All of that said, this code is moreso meant to give you an understanding of the inner workings, not so much for you to actually create a robust Support Vector Machine beyond what is already available to you for free.

In the next tutorial, we're going to run through one more concept with the Support Vector Machine, which is what to do when you have more than two groups to classify.
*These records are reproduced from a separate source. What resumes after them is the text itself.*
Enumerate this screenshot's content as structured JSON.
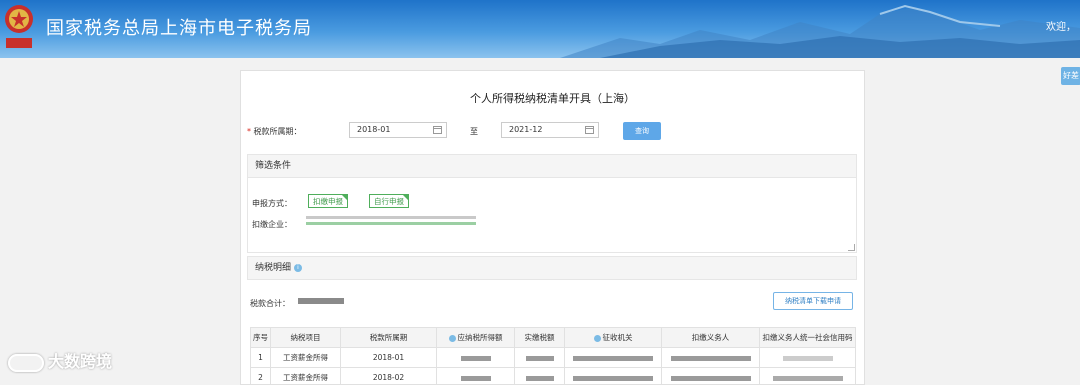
{
  "header": {
    "title": "国家税务总局上海市电子税务局",
    "welcome": "欢迎，",
    "colors": {
      "top": "#1f73c9",
      "bottom": "#8cc3ee"
    }
  },
  "side_button": "好差",
  "page": {
    "title": "个人所得税纳税清单开具（上海）",
    "period_label": "税款所属期：",
    "required_mark": "*",
    "date_from": "2018-01",
    "to_label": "至",
    "date_to": "2021-12",
    "query_button": "查询"
  },
  "filter": {
    "heading": "筛选条件",
    "method_label": "申报方式：",
    "tags": [
      "扣缴申报",
      "自行申报"
    ],
    "company_label": "扣缴企业："
  },
  "details": {
    "heading": "纳税明细",
    "total_label": "税款合计：",
    "download_button": "纳税清单下载申请"
  },
  "table": {
    "headers": [
      "序号",
      "纳税项目",
      "税款所属期",
      "应纳税所得额",
      "实缴税额",
      "征收机关",
      "扣缴义务人",
      "扣缴义务人统一社会信用码"
    ],
    "rows": [
      {
        "index": "1",
        "item": "工资薪金所得",
        "period": "2018-01"
      },
      {
        "index": "2",
        "item": "工资薪金所得",
        "period": "2018-02"
      }
    ]
  },
  "watermark": "大数跨境",
  "icons": [
    "emblem-icon",
    "calendar-icon",
    "info-icon"
  ]
}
We will also run through all of the parameters of the SVM from Scikit-Learn in summary, since we've covered quite a bit on this topic overall.

The next tutorial: • Practical Machine Learning Tutorial with Python Introduction

• Regression - Intro and Data

• Regression - Features and Labels

• Regression - Training and Testing

• Regression - Forecasting and Predicting

• Pickling and Scaling

• Regression - Theory and how it works

• Regression - How to program the Best Fit Slope

• Regression - How to program the Best Fit Line

• Regression - R Squared and Coefficient of Determination Theory

• Regression - How to Program R Squared

• Creating Sample Data for Testing

• Classification Intro with K Nearest Neighbors

• Applying K Nearest Neighbors to Data

• Euclidean Distance theory

• Creating a K Nearest Neighbors Classifer from scratch

• Creating a K Nearest Neighbors Classifer from scratch part 2

• Testing our K Nearest Neighbors classifier

• Final thoughts on K Nearest Neighbors

• Support Vector Machine introduction

• Vector Basics

• Support Vector Assertions

• Support Vector Machine Fundamentals

• Constraint Optimization with Support Vector Machine

• Beginning SVM from Scratch in Python

• Support Vector Machine Optimization in Python

• Support Vector Machine Optimization in Python part 2

• Visualization and Predicting with our Custom SVM

• Kernels Introduction

• Why Kernels

• Soft Margin Support Vector Machine

• Kernels, Soft Margin SVM, and Quadratic Programming with Python and CVXOPT
• Support Vector Machine Parameters

• Machine Learning - Clustering Introduction

• Handling Non-Numerical Data for Machine Learning

• K-Means with Titanic Dataset

• K-Means from Scratch in Python

• Finishing K-Means from Scratch in Python

• Hierarchical Clustering with Mean Shift Introduction

• Mean Shift applied to Titanic Dataset

• Mean Shift algorithm from scratch in Python

• Dynamically Weighted Bandwidth for Mean Shift

• Introduction to Neural Networks

• Installing TensorFlow for Deep Learning - OPTIONAL

• Introduction to Deep Learning with TensorFlow

• Deep Learning with TensorFlow - Creating the Neural Network Model

• Deep Learning with TensorFlow - How the Network will run

• Deep Learning with our own Data

• Simple Preprocessing Language Data for Deep Learning

• Training and Testing on our Data for Deep Learning

• 10K samples compared to 1.6 million samples with Deep Learning

• How to use CUDA and the GPU Version of Tensorflow for Deep Learning

• Recurrent Neural Network (RNN) basics and the Long Short Term Memory (LSTM) cell

• RNN w/ LSTM cell example in TensorFlow and Python

• Convolutional Neural Network (CNN) basics

• Convolutional Neural Network CNN with TensorFlow tutorial

• TFLearn - High Level Abstraction Layer for TensorFlow Tutorial

• Using a 3D Convolutional Neural Network on medical imaging data (CT Scans) for Kaggle

• Classifying Cats vs Dogs with a Convolutional Neural Network on Kaggle

• Using a neural network to solve OpenAI's CartPole balancing environment